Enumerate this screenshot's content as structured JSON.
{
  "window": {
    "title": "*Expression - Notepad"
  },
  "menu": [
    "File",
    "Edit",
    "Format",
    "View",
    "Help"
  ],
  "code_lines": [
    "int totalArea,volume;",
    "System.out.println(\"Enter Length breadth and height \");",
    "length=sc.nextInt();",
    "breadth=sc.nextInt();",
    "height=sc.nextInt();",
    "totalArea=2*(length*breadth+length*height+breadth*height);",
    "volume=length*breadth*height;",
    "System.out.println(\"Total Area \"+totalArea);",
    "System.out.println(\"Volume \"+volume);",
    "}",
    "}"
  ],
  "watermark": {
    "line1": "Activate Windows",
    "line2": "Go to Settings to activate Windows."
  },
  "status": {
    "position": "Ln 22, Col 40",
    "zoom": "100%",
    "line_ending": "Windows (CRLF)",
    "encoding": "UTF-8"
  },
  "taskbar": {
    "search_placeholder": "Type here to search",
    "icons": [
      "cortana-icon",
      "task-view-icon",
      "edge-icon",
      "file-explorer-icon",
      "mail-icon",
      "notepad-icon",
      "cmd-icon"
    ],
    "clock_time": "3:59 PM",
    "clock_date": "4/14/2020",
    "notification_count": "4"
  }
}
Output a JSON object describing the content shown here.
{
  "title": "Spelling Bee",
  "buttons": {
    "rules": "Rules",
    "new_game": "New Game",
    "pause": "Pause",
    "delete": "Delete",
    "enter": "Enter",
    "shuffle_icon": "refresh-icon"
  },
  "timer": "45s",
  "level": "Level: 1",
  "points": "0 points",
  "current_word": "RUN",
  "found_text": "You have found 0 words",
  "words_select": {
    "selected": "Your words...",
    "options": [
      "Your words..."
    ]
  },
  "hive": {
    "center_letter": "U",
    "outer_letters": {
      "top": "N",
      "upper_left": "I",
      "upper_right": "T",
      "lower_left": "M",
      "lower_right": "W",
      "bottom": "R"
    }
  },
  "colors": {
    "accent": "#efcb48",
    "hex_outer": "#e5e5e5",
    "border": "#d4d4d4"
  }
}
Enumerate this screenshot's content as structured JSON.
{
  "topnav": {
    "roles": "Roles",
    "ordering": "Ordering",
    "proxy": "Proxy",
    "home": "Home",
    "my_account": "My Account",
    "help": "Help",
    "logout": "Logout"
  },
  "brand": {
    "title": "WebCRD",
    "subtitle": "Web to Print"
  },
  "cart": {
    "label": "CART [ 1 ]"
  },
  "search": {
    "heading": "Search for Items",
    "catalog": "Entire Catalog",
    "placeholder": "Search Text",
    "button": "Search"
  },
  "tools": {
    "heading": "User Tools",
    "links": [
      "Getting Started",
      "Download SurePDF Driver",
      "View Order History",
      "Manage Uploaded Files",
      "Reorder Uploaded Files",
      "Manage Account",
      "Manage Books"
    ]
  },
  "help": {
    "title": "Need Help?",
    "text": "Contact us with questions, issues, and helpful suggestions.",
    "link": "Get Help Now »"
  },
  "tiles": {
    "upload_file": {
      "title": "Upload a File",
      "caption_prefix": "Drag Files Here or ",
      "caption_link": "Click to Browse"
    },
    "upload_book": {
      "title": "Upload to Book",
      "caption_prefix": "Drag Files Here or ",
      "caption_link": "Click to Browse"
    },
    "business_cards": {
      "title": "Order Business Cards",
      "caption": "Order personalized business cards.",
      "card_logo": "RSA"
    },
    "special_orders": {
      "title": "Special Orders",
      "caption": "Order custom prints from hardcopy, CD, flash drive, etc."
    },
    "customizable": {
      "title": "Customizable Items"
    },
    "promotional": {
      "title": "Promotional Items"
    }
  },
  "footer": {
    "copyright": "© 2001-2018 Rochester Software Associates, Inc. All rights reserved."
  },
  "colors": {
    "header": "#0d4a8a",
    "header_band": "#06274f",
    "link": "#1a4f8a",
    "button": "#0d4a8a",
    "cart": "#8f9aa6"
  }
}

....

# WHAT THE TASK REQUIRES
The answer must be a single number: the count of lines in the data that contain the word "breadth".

# RESULT FOR THIS TASK
4